THE INPUT:
· · · · · · ·
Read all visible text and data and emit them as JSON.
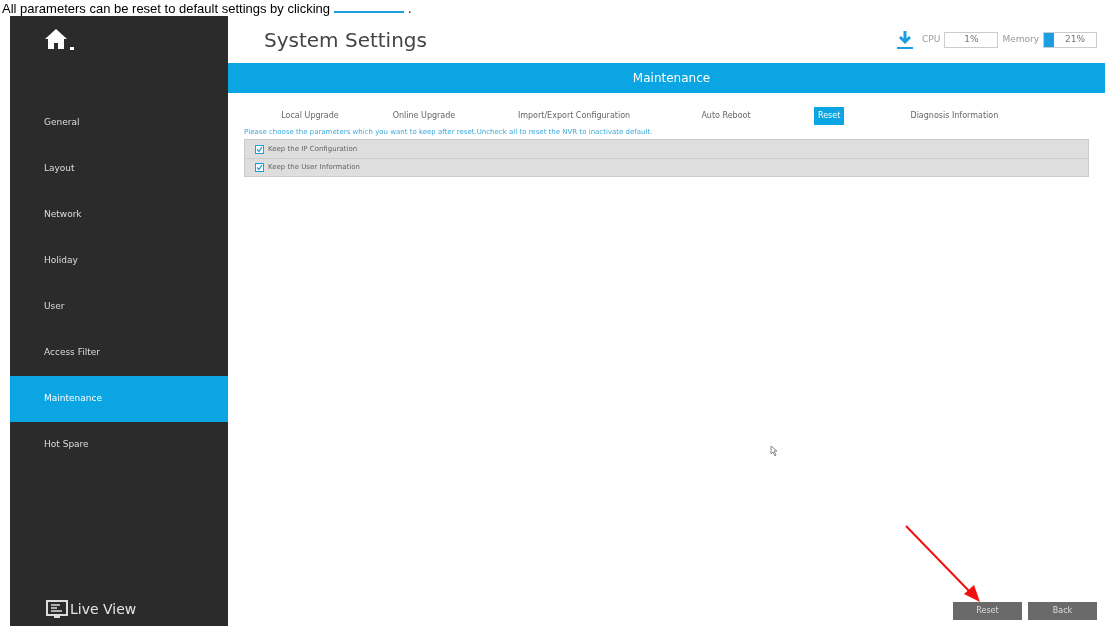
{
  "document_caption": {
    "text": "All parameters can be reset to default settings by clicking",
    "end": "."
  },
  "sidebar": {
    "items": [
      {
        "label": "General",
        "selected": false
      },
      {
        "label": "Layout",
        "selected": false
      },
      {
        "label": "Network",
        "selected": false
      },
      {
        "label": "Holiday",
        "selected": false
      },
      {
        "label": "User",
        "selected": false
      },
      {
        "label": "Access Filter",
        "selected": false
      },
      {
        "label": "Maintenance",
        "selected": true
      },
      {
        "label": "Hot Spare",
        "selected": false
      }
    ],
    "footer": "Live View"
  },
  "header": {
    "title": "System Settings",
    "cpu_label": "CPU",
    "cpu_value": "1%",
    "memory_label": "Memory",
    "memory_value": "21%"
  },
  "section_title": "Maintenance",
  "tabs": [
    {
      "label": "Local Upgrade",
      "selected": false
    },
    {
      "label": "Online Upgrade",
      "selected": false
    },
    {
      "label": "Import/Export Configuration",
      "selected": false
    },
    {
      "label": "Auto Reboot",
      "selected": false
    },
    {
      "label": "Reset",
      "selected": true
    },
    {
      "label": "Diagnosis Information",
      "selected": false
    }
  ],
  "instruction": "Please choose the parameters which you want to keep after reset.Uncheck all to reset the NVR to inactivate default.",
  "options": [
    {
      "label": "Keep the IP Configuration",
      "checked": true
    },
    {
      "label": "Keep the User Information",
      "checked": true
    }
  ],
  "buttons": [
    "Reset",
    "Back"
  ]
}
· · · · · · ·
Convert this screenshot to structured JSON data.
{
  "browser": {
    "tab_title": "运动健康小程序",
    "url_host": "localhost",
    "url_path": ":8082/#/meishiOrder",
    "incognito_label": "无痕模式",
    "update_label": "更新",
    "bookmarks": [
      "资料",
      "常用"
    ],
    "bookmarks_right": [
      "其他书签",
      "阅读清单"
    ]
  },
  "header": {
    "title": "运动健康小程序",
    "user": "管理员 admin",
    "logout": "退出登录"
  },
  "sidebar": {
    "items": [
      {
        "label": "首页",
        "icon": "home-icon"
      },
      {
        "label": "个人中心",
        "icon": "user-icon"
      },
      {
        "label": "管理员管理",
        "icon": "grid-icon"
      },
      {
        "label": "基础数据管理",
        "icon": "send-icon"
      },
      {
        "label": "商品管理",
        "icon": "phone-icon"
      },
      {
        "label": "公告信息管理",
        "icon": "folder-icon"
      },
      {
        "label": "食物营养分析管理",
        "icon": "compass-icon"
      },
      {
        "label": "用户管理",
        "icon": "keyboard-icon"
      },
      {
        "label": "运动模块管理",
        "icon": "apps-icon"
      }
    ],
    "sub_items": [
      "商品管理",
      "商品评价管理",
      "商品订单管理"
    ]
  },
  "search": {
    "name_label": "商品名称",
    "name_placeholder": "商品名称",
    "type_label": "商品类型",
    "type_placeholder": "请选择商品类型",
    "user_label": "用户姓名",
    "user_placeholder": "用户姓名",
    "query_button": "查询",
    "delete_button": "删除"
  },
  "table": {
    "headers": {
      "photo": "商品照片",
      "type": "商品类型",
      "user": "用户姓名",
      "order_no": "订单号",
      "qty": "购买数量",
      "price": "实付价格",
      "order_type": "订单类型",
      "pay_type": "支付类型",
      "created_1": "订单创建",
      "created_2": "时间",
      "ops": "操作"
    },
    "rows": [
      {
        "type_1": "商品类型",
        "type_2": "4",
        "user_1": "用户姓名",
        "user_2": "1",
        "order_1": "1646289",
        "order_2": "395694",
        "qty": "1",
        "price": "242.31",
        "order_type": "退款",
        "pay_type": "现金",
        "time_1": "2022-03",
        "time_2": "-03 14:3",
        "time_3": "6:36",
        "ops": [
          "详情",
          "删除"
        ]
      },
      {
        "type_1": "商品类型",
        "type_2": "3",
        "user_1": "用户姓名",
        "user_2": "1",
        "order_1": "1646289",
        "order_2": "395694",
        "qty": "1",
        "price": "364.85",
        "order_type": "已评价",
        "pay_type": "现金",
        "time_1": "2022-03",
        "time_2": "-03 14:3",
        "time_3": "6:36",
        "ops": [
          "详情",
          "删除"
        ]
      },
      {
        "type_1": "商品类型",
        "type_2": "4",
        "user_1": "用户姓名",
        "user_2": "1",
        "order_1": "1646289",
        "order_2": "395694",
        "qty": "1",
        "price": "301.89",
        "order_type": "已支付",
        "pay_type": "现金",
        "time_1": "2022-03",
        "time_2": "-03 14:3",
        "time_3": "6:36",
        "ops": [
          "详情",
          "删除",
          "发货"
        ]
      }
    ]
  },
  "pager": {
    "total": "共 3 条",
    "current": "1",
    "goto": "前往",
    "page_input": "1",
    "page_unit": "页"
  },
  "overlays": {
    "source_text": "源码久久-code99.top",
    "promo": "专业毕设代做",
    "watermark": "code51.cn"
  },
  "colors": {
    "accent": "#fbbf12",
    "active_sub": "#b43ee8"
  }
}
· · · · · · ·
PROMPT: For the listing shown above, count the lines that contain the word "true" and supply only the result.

WRITTEN SOLUTION: 4